-- Collected data --
◇ ◇ ◇
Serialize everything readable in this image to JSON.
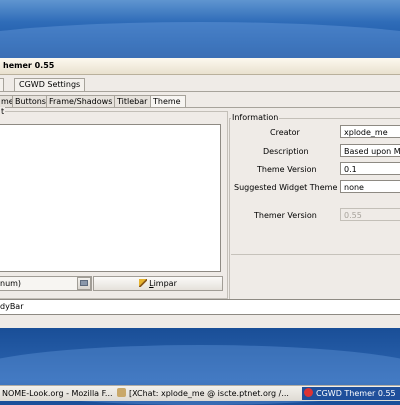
{
  "window": {
    "title": "hemer 0.55",
    "outer_tabs": [
      "CGWD Settings"
    ],
    "inner_tabs": [
      "me",
      "Buttons",
      "Frame/Shadows",
      "Titlebar",
      "Theme"
    ],
    "active_inner_tab": "Theme"
  },
  "left_panel": {
    "frame_title": "t",
    "combo_value": "num)",
    "clear_button": {
      "prefix": "L",
      "accel": "",
      "label_rest": "impar",
      "full": "Limpar"
    }
  },
  "info_panel": {
    "title": "Information",
    "creator_label": "Creator",
    "creator_value": "xplode_me",
    "description_label": "Description",
    "description_value": "Based upon M",
    "theme_version_label": "Theme Version",
    "theme_version_value": "0.1",
    "suggested_widget_label": "Suggested Widget Theme",
    "suggested_widget_value": "none",
    "themer_version_label": "Themer Version",
    "themer_version_value": "0.55"
  },
  "statusbar": {
    "text": "dyBar"
  },
  "taskbar": {
    "items": [
      {
        "label": "NOME-Look.org - Mozilla F..."
      },
      {
        "label": "[XChat: xplode_me @ iscte.ptnet.org /..."
      },
      {
        "label": "CGWD Themer 0.55"
      }
    ],
    "colors": {
      "active": "#1f4f9b"
    }
  }
}
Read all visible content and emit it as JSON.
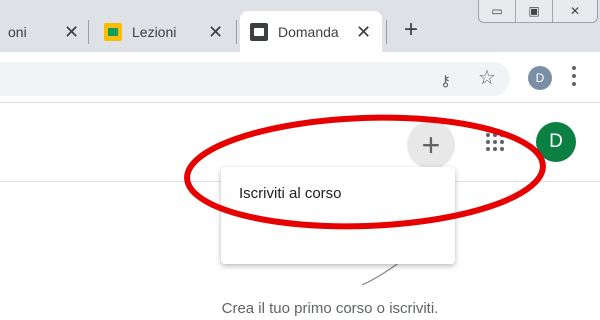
{
  "tabs": [
    {
      "label": "oni",
      "favicon": "none",
      "active": false
    },
    {
      "label": "Lezioni",
      "favicon": "classroom-yellow-icon",
      "active": false
    },
    {
      "label": "Domanda",
      "favicon": "classroom-dark-icon",
      "active": true
    }
  ],
  "tab_close_glyph": "✕",
  "new_tab_glyph": "+",
  "window_controls": {
    "minimize": "▭",
    "maximize": "▣",
    "close": "✕"
  },
  "toolbar": {
    "profile_initial": "D",
    "key_glyph": "⚷",
    "star_glyph": "☆"
  },
  "header": {
    "add_glyph": "+",
    "avatar_initial": "D",
    "avatar_color": "#0b8043"
  },
  "menu": {
    "join_course_label": "Iscriviti al corso"
  },
  "empty_state": {
    "text": "Crea il tuo primo corso o iscriviti."
  },
  "annotation": {
    "color": "#e60000",
    "shape": "ellipse"
  }
}
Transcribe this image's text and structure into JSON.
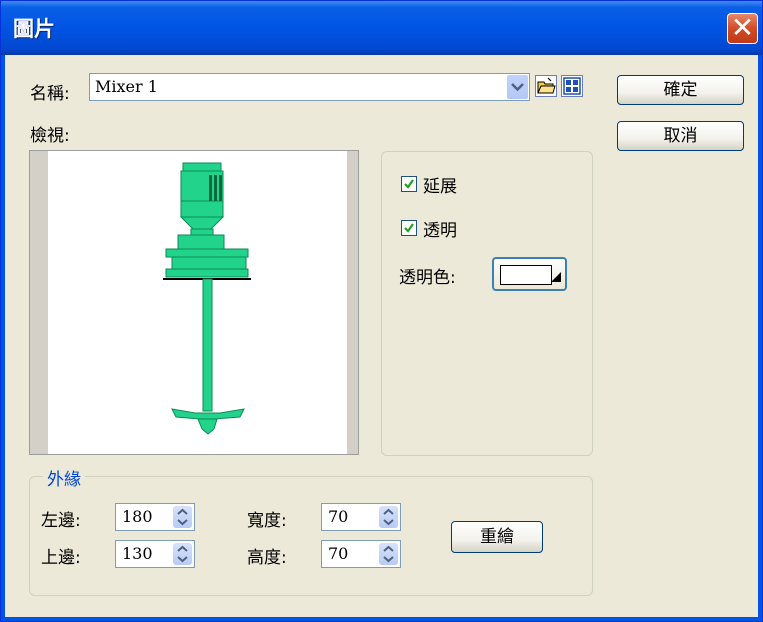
{
  "title": "圖片",
  "name_label": "名稱:",
  "name_value": "Mixer 1",
  "preview_label": "檢視:",
  "ok_label": "確定",
  "cancel_label": "取消",
  "stretch_label": "延展",
  "stretch_checked": true,
  "transparent_label": "透明",
  "transparent_checked": true,
  "transparent_color_label": "透明色:",
  "transparent_color": "#ffffff",
  "border_group_label": "外緣",
  "left_label": "左邊:",
  "left_value": "180",
  "top_label": "上邊:",
  "top_value": "130",
  "width_label": "寬度:",
  "width_value": "70",
  "height_label": "高度:",
  "height_value": "70",
  "redraw_label": "重繪",
  "colors": {
    "titlebar": "#0054e3",
    "dialog_bg": "#ece9d8",
    "accent_group": "#0046d5",
    "mixer_green": "#22d38c"
  },
  "icons": [
    "close-icon",
    "dropdown-arrow-icon",
    "open-folder-icon",
    "grid-icon",
    "checkmark-icon",
    "spin-arrows-icon"
  ]
}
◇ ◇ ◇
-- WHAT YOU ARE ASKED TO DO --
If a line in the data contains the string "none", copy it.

-- COMPLETED EXERCISE --
    "suggested_widget_value": "none",
      "favicon": "none",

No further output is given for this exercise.